Greenpeace Travel by train in Europe twice as expensive as by air

ZAGREB, 24 July (Hina) – Rail tickets on some routes in Europe are on average twice as expensive as flight tickets, and Croatia follows the average trend, global environmental watchdog Greenpeace has found in a study, calling for a kerosene tax.
Greenpeace compared ticket prices on 112 routes across Europe, including 94 international and 18 domestic routes. It found that the prices of train tickets on these routes were on average twice as high as those of flight tickets. The biggest price difference was observed in the United Kingdom and Spain, where travel by train is four times more expensive than by air.
The most significant price difference was reported for the Barcelona-London route, where the price of a train ticket is 30 times higher than the price of a flight ticket (€384 versus €12.99).
Flights are cheaper on 71 per cent of the routes analysed, and 79 per cent of the routes are served by low-tariff airlines.
Croatia: Most expensive train route from Zagreb to Rome
Croatia is connected by rail to all its neighbouring countries, but the frequency of international trains is very low, Greenpeace says.
Despite the small number of international routes, all include a night train. Night trains are relatively cheap, but connecting trains are often much more expensive, making flights cheaper than rail on many of such routes.
Since Zagreb became a hub for Ryanair, flying is a cheaper option than taking the train in Croatia.
The most expensive train route in Croatia is the one one from Zagreb to Rome, while flying on this route is as much as four times cheaper.
On average, on all routes analysed from and to Croatia, flying is twice as cheap as taking the train.
Kerosene tax
To encourage travel by train as an environmentally-friendly mode of transport, Greenpeace called on governments to introduce long-term affordable climate tickets for public transport, impose a tax on extra profits and phase out subsidies to air carriers.
Greenpeace travel expert Marissa Reiserer called for a Europe-wide kerosene tax of 50 cents per litre, saying that this would generate about €46 billion in revenue annually. She said that that money should be invested in rail infrastructure.

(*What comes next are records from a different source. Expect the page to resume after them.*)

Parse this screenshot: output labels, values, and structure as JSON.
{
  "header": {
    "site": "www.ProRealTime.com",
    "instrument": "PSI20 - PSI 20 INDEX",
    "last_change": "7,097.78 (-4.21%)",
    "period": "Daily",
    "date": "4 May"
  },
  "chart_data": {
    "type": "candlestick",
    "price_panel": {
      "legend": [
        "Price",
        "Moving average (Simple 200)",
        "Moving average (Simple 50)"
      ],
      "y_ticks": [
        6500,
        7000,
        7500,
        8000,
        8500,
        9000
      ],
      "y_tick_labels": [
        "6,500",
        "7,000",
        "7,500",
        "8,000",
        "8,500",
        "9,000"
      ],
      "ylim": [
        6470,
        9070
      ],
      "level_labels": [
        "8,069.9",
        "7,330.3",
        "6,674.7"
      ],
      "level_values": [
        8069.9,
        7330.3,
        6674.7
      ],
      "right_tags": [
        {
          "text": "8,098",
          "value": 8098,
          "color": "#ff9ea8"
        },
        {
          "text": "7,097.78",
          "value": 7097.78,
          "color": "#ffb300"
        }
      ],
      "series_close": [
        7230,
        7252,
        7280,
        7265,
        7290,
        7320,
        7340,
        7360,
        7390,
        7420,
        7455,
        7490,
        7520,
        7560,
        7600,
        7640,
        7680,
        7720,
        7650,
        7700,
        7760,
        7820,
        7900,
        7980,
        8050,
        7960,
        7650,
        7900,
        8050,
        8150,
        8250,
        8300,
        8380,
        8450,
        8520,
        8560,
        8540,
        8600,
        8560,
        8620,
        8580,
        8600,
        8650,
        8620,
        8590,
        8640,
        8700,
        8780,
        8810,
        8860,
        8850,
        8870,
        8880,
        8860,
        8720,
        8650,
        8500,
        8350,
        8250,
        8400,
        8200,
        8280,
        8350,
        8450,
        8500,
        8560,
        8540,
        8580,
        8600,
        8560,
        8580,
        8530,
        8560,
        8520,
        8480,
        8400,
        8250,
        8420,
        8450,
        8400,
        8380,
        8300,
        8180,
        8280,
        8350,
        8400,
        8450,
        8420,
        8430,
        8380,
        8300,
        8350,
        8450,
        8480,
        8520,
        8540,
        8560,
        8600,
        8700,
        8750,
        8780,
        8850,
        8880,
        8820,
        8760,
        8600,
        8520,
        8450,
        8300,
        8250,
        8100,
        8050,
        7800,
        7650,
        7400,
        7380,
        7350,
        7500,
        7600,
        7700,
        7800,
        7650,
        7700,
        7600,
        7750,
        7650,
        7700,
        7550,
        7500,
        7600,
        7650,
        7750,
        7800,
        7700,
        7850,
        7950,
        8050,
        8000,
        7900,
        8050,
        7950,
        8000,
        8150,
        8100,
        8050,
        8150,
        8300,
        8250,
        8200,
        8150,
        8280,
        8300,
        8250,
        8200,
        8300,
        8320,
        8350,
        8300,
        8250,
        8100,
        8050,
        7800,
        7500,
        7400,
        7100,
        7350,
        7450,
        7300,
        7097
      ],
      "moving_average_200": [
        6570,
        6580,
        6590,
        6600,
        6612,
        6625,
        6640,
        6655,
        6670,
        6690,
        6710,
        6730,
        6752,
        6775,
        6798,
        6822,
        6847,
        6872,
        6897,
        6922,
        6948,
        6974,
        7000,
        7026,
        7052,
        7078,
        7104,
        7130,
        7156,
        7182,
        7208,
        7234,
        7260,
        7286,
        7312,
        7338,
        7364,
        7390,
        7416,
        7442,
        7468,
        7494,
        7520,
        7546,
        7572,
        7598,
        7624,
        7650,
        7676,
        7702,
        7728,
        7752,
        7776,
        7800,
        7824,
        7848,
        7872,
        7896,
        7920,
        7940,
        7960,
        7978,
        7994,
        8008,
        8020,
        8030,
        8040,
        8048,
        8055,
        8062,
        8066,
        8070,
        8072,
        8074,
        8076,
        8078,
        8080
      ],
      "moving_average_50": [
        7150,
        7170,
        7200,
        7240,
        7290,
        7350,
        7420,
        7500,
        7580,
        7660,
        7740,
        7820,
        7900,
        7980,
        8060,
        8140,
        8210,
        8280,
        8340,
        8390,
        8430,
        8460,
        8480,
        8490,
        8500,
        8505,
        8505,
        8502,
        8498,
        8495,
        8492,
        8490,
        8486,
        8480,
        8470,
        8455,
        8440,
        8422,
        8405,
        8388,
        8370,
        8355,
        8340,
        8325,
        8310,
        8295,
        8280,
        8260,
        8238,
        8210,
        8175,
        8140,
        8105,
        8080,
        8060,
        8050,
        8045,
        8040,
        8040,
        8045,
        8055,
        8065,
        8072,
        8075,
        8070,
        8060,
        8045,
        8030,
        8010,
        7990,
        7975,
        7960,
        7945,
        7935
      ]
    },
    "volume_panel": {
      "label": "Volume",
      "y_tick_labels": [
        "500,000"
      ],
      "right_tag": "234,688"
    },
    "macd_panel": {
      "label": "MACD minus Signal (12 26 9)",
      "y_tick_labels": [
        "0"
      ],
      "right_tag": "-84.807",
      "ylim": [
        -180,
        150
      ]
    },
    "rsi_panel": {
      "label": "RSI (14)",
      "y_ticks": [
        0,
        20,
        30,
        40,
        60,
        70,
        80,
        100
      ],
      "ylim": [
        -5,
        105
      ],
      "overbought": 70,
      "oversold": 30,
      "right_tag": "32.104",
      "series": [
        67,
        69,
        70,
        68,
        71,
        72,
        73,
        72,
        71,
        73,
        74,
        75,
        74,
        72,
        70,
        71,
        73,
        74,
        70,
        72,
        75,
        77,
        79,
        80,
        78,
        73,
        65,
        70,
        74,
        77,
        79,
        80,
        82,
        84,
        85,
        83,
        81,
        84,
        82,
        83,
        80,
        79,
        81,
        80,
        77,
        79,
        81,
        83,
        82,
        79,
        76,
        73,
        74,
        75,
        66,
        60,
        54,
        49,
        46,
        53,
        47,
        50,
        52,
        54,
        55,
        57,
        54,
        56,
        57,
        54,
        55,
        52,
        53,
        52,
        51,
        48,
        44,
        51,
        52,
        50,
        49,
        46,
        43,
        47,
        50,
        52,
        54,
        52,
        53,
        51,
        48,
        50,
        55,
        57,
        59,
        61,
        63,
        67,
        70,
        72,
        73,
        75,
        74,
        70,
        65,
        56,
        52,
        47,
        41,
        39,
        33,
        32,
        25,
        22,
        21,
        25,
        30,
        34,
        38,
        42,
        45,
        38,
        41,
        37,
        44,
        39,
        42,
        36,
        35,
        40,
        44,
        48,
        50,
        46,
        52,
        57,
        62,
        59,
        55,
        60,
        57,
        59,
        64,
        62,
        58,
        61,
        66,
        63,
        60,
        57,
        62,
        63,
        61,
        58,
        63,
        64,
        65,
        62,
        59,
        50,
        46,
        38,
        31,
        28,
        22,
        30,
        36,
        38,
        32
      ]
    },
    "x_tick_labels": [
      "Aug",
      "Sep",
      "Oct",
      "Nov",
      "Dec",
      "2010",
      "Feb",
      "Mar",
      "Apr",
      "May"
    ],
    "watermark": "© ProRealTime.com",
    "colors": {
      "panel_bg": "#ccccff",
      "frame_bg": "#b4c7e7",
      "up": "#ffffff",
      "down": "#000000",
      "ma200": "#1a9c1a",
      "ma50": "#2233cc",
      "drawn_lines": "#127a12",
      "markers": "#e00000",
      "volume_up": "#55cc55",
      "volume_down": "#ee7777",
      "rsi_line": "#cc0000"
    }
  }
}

“More and more people want to travel by train and do without flights, but the lack of a kerosene tax and other climate-damaging subsidies for the airline industry are distorting prices,” Reiserer said.
(Hina) vm